ALLEN PARK, Mich. - The Detroit Lions haven't hosted a playoff game in 23 years, but a win on Thanksgiving will put them tantalizingly close to doing just that sometime in January.
The Lions host the Minnesota Vikings in their annual Thanksgiving game Thursday in a showdown of co-leaders in the NFC North. Both teams are 6-4, two games ahead of the third-place Green Bay Packers, but the Lions won in Minnesota earlier this month and can take a commanding lead in the division race with a sweep of the season series.
"The stakes in this game are pretty high," Lions safety Glover Quin said. "We all understand that. I'm pretty sure they understand it as well, so it'll be fun.

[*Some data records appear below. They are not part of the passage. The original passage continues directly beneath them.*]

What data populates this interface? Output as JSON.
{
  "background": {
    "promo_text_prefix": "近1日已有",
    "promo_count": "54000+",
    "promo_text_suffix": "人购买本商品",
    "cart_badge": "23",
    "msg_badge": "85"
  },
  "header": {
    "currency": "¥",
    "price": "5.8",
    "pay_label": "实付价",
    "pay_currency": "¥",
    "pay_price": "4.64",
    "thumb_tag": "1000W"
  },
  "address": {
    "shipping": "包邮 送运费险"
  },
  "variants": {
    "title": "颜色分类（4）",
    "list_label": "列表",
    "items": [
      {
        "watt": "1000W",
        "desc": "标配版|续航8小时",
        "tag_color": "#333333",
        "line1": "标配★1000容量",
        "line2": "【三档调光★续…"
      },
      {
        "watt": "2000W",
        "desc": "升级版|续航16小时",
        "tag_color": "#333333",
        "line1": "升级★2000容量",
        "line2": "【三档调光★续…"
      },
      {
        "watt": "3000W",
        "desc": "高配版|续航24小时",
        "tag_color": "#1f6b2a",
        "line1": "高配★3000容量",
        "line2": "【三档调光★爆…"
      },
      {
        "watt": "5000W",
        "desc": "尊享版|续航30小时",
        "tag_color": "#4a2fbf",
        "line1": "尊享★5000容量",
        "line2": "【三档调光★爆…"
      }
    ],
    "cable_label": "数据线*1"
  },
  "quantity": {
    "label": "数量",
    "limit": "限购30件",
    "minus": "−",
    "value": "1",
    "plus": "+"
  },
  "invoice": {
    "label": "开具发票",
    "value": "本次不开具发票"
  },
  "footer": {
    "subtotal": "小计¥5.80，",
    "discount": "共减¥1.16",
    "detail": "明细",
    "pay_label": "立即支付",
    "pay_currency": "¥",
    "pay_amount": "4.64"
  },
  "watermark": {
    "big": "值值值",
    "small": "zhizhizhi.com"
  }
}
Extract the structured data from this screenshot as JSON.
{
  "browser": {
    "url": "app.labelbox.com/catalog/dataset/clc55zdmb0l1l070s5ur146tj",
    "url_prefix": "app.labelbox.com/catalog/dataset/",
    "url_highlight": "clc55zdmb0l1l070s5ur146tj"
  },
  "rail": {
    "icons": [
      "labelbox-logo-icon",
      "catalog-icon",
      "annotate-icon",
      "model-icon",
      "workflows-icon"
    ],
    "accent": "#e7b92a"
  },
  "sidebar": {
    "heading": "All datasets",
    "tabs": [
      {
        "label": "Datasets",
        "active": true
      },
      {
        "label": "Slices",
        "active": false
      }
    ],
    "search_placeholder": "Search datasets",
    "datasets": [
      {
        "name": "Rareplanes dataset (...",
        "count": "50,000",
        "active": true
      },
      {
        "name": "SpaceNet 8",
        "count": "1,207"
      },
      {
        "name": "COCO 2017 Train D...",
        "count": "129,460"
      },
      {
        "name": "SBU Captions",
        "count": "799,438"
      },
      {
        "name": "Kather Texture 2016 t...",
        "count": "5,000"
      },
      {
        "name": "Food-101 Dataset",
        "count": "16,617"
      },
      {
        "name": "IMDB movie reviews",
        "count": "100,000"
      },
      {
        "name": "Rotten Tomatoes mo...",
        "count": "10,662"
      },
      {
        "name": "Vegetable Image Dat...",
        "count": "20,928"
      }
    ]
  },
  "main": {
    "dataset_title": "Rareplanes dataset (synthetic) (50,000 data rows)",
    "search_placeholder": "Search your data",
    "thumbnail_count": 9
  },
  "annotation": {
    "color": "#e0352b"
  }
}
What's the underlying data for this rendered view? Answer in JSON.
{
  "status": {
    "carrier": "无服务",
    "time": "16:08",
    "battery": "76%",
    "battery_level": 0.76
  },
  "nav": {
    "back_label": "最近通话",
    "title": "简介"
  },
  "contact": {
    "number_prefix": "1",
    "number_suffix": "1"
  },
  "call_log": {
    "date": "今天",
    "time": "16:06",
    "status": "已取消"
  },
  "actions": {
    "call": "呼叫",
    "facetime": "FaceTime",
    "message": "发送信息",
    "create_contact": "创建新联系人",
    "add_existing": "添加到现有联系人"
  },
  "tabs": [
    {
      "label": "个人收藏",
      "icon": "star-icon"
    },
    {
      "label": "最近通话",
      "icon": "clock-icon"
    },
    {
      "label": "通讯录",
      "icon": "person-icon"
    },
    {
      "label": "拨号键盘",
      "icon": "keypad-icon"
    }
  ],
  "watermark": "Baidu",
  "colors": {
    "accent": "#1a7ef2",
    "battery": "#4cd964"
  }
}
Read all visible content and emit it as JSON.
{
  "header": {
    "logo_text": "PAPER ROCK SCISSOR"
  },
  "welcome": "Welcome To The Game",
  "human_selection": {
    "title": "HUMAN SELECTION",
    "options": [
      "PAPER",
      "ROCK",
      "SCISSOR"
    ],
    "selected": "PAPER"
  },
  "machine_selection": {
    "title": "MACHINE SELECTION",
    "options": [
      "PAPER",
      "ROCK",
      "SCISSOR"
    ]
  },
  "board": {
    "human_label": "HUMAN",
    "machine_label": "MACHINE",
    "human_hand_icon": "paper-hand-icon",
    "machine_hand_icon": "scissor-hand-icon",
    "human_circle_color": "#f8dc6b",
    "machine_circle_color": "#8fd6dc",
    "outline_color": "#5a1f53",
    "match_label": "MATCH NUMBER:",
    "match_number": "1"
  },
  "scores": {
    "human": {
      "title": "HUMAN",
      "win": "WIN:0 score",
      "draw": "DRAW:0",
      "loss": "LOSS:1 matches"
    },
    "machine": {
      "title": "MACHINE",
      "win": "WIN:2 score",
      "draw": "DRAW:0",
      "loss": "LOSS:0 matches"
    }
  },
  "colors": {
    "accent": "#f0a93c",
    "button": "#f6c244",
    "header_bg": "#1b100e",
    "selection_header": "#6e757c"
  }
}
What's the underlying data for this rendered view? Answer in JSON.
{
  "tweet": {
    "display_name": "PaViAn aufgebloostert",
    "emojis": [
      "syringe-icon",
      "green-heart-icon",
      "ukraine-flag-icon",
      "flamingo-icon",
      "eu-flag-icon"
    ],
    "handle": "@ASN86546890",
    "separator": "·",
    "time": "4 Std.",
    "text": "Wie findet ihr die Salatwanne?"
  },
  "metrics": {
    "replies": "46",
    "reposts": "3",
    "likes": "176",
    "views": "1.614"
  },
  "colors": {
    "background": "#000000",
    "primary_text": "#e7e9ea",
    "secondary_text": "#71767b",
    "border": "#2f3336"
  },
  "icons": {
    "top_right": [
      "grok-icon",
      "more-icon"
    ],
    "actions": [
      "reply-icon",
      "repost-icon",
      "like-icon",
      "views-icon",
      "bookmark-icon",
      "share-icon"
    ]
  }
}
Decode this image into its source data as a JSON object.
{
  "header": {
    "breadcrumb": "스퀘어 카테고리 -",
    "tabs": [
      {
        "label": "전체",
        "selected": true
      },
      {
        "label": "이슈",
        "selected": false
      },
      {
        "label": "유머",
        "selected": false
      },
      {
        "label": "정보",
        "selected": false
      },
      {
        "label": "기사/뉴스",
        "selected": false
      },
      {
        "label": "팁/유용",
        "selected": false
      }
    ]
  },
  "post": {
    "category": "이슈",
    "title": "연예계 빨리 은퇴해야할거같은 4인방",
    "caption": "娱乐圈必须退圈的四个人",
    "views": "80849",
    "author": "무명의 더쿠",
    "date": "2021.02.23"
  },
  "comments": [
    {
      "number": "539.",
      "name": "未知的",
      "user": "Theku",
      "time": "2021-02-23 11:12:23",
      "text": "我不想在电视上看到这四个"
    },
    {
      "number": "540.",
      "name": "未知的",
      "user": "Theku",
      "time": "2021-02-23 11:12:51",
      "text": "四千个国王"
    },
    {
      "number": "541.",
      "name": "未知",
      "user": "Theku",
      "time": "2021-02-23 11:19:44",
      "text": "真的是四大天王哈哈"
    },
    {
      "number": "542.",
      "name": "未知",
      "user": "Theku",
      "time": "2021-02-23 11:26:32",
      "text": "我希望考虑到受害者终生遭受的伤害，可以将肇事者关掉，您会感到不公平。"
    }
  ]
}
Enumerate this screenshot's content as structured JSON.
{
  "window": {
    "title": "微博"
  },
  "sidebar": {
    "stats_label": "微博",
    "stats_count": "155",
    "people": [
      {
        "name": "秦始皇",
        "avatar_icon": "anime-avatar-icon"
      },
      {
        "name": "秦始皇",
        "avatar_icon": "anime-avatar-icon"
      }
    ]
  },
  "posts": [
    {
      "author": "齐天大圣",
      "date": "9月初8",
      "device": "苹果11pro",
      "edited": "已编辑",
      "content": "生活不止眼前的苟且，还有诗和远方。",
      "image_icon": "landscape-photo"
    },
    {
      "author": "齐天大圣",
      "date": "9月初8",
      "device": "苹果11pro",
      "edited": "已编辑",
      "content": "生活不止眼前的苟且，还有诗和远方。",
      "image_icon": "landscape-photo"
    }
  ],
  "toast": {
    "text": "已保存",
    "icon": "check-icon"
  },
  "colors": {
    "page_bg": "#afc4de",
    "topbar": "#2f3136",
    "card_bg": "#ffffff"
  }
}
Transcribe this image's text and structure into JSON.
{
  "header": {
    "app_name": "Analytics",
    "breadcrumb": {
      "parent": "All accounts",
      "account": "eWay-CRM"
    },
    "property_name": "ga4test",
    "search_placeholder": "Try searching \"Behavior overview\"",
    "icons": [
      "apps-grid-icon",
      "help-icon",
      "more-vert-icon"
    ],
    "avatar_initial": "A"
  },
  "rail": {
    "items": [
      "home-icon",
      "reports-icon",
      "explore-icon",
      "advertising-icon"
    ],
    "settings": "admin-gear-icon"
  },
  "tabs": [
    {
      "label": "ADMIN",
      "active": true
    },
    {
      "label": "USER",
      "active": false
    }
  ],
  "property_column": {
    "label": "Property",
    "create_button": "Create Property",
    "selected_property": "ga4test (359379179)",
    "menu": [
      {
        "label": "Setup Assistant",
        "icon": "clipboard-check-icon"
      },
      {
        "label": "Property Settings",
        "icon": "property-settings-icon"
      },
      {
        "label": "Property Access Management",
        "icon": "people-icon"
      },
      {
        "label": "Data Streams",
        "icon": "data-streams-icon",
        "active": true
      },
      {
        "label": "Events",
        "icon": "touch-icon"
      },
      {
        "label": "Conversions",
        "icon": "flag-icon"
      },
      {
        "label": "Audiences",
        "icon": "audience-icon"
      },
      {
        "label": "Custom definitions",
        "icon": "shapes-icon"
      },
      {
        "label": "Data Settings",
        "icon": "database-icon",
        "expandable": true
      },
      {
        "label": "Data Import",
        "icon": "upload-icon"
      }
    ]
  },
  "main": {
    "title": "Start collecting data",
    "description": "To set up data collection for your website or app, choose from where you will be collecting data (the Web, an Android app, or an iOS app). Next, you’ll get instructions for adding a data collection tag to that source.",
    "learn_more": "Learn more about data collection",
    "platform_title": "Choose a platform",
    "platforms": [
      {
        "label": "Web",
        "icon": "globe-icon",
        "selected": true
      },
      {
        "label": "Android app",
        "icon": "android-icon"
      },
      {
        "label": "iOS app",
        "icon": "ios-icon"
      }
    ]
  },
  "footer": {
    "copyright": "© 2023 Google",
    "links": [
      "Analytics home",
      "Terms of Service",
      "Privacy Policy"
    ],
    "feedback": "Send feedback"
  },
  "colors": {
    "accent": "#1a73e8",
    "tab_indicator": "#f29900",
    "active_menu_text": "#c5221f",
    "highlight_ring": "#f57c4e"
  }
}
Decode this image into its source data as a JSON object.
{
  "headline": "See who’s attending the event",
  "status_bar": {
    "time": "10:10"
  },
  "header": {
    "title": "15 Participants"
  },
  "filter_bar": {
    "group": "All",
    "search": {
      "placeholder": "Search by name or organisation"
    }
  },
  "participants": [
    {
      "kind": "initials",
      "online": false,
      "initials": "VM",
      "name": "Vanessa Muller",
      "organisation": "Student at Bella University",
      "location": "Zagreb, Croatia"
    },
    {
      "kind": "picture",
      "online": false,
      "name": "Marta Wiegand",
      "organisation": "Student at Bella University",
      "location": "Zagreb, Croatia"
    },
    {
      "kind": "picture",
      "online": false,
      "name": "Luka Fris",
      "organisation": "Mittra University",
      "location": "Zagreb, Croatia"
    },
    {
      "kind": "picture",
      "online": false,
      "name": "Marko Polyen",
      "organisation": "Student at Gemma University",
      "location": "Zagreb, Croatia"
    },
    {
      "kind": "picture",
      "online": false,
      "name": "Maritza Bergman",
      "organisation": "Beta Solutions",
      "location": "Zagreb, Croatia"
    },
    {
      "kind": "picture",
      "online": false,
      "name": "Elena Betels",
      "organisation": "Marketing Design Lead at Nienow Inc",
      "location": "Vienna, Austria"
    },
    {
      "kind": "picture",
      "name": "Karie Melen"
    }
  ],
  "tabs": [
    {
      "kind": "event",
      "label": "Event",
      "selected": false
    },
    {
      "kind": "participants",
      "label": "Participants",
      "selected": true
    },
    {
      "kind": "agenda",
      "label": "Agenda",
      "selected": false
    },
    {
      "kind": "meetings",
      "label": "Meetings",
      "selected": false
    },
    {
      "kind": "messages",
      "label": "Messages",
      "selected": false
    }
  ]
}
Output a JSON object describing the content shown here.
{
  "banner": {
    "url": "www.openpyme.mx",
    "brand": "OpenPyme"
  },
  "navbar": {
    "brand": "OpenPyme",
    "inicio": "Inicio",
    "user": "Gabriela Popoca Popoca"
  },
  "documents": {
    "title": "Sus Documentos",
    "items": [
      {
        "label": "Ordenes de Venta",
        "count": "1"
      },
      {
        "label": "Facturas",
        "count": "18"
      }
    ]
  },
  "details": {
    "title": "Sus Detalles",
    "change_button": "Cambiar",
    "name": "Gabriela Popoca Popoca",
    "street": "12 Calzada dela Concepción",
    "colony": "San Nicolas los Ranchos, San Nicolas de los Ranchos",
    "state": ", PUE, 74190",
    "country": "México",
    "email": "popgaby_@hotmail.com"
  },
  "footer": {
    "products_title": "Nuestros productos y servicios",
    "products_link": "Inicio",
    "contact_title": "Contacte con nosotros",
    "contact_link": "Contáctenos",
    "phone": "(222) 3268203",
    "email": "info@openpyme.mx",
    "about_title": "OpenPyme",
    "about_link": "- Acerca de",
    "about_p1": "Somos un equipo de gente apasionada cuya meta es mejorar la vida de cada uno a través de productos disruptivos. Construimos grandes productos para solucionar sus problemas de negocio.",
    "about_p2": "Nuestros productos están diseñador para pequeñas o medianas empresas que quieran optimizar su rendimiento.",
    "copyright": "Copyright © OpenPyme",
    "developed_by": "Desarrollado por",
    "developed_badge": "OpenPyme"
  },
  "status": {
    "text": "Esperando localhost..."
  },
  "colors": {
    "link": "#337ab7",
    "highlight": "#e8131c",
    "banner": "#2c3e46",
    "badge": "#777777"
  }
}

What better way to get the Thanksgiving holiday started off with a good football game at 12:30 on Thursday?"
After losing nine straight Thanksgiving games from 2004-12, eight of them by double digits, the Lions have been dominant in their annual turkey-day affair the last three years.
They've won three straight Thanksgiving games, two of them against division opponents, by a combined 78 points.
Thursday's game, given the strength of the Vikings' defense and the offensive struggles of both teams, should be a nail-biter on par with the Lions' 22-16 overtime win in Week 9. But the timing of playing a familiar opponent for the second time in 18 days adds a wrinkle to both team's game prep.
"From a game-planning standpoint, at least we're familiar," Lions quarterback Matthew Stafford said. "They're fresh in your mind from just a couple weeks ago. It doesn't diminish the challenge that the Minnesota Vikings give us. They're a really good defense, a really good team and really well coached. We'll have our hands full, but as far as a preparation standpoint it doesn't seem like too long ago I was looking at film of these guys."
Lions head coach Jim Caldwell has tried his best to downplay the stakes of the game this week, and in typical fashion wouldn't entertain talk of the playoffs.
The Lions last won their division in 1993, and no matter what happens Thursday they will still have five games left on their schedule.
"We try to keep it as basic as we can in terms of what our focus is and what matters, and what matters is how we prepare and how we play," Caldwell said. "There's this old slogan, take care of the little things, the big things will take care of themselves. We're interested in the little things. The big things will take care of themselves."